Entries shown
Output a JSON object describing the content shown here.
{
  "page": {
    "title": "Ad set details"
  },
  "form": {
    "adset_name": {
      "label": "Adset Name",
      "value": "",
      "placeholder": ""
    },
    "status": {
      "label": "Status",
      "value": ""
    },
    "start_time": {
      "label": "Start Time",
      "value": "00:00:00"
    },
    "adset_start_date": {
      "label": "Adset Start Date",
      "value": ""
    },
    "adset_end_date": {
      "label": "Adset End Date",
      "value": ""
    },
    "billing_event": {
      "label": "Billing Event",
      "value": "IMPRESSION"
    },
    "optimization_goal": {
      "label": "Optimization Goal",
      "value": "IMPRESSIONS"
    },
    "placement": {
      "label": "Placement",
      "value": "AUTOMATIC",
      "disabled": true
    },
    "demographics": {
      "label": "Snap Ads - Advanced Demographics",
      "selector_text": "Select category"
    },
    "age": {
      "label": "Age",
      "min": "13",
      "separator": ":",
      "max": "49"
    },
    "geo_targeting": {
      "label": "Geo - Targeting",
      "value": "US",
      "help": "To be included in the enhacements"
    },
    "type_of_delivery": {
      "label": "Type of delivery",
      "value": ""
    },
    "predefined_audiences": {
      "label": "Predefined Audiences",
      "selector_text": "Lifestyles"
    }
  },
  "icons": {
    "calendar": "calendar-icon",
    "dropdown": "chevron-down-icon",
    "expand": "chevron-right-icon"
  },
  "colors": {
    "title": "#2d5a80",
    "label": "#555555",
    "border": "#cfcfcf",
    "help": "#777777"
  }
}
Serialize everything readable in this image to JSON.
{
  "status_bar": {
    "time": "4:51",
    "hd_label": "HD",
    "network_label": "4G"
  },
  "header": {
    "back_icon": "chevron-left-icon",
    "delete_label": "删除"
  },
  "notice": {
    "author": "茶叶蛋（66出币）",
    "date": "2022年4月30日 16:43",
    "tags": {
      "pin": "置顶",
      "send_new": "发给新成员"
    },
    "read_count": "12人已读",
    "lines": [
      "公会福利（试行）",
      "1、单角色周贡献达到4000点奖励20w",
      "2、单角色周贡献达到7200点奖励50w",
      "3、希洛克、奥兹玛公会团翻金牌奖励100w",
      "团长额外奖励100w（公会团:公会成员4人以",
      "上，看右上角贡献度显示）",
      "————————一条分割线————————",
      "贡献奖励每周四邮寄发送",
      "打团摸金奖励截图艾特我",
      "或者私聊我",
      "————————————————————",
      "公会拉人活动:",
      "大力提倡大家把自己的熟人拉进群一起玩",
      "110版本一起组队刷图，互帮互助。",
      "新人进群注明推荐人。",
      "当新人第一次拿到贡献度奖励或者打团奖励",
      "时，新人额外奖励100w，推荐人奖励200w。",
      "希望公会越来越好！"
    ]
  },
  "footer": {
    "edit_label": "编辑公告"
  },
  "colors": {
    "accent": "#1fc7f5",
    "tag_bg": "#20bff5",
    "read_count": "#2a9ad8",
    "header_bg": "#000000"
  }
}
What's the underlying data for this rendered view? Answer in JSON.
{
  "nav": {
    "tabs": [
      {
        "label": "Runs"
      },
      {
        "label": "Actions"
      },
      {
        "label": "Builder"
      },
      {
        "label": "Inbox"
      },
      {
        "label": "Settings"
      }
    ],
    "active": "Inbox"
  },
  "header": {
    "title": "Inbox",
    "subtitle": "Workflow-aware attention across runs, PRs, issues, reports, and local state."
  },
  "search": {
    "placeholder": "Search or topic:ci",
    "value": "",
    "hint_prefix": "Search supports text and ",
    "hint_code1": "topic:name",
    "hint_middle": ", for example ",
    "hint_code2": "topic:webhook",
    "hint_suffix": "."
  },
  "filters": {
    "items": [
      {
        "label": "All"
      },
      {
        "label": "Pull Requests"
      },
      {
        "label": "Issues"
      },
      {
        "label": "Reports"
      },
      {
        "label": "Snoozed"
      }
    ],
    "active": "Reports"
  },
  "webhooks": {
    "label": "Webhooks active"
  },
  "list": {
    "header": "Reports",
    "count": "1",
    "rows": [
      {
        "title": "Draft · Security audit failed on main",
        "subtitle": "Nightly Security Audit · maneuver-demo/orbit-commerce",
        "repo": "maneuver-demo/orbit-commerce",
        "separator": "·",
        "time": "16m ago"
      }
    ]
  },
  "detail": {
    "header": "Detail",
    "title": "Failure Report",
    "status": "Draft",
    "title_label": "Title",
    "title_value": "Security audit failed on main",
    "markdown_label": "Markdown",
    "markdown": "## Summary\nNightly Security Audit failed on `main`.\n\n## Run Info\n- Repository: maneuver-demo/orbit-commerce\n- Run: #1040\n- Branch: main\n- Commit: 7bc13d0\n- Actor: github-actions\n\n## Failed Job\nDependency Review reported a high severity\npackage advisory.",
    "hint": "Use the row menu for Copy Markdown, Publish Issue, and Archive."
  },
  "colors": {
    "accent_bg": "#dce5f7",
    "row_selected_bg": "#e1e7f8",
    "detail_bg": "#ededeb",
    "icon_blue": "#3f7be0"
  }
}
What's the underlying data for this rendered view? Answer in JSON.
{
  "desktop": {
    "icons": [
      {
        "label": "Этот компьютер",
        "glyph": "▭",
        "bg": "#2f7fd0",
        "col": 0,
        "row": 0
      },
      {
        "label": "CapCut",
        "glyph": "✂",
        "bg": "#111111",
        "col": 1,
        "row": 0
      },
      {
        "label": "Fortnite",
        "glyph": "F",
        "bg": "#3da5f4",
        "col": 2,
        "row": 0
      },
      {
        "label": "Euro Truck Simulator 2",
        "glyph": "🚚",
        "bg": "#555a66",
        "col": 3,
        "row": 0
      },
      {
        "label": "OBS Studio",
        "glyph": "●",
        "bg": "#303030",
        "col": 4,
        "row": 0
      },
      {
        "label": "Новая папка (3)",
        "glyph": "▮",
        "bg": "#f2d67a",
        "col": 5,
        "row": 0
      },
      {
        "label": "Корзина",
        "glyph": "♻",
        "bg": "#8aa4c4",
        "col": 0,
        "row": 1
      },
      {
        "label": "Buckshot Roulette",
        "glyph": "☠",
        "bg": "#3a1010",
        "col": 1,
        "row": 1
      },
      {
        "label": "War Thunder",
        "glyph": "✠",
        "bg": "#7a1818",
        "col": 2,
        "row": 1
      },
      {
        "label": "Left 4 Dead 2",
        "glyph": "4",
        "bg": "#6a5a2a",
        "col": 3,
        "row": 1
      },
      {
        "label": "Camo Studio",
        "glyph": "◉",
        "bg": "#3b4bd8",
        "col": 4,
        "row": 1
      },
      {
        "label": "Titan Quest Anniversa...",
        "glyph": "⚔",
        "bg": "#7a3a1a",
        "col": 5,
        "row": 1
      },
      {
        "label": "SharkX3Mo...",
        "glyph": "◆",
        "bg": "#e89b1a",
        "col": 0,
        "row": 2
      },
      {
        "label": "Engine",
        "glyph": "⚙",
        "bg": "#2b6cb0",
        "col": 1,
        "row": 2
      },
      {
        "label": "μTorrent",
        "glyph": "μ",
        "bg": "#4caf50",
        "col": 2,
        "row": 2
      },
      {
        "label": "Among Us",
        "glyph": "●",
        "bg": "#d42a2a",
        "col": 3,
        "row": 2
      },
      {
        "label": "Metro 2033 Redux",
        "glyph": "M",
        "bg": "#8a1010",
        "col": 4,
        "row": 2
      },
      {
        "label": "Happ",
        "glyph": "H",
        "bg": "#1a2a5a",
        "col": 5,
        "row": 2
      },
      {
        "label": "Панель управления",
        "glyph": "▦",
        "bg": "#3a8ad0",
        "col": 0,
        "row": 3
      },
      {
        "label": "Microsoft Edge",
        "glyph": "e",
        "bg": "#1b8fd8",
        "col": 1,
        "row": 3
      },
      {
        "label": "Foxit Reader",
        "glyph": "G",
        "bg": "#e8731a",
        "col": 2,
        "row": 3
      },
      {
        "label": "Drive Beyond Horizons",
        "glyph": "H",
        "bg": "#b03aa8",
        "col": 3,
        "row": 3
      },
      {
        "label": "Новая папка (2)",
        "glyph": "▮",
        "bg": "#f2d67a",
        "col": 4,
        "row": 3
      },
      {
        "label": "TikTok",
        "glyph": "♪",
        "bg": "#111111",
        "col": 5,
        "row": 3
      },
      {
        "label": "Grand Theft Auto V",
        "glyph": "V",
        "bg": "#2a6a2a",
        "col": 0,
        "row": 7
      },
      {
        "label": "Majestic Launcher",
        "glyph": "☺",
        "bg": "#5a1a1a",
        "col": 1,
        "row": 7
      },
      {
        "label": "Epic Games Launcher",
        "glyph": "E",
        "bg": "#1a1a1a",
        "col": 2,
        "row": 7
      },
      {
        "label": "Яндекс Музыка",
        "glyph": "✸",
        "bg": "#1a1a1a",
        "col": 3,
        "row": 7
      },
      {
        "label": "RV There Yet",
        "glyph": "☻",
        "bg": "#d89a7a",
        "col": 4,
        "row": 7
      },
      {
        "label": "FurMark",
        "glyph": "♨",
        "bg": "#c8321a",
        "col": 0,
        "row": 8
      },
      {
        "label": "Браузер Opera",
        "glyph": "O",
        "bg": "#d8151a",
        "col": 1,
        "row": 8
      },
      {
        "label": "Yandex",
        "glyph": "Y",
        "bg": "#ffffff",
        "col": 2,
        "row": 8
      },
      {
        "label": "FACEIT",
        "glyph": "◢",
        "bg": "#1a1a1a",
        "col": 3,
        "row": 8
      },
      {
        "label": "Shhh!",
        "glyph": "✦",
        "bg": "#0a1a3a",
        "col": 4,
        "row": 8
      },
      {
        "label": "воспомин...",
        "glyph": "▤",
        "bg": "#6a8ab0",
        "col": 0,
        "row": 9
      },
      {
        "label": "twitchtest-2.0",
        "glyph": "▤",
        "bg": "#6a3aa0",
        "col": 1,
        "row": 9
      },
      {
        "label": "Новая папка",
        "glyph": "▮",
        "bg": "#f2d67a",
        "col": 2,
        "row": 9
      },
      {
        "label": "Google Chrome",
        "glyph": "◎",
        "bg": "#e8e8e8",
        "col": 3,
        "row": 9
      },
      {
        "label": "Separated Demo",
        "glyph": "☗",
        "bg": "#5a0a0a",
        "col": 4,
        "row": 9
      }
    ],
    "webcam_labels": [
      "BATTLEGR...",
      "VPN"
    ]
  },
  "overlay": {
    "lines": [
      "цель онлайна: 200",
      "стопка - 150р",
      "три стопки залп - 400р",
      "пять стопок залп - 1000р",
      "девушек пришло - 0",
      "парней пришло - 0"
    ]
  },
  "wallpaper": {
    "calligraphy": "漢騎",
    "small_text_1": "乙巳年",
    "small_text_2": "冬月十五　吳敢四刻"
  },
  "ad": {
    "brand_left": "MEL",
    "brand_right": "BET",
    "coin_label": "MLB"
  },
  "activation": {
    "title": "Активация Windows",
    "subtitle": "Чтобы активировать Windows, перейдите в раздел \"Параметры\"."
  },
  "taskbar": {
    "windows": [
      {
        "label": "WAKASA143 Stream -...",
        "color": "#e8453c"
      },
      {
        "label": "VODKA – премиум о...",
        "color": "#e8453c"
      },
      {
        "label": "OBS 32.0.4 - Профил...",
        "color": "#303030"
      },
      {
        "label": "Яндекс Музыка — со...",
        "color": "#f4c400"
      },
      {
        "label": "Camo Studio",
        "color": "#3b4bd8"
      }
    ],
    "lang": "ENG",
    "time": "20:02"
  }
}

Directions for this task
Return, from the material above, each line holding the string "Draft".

Written solution
        "title": "Draft · Security audit failed on main",
    "status": "Draft",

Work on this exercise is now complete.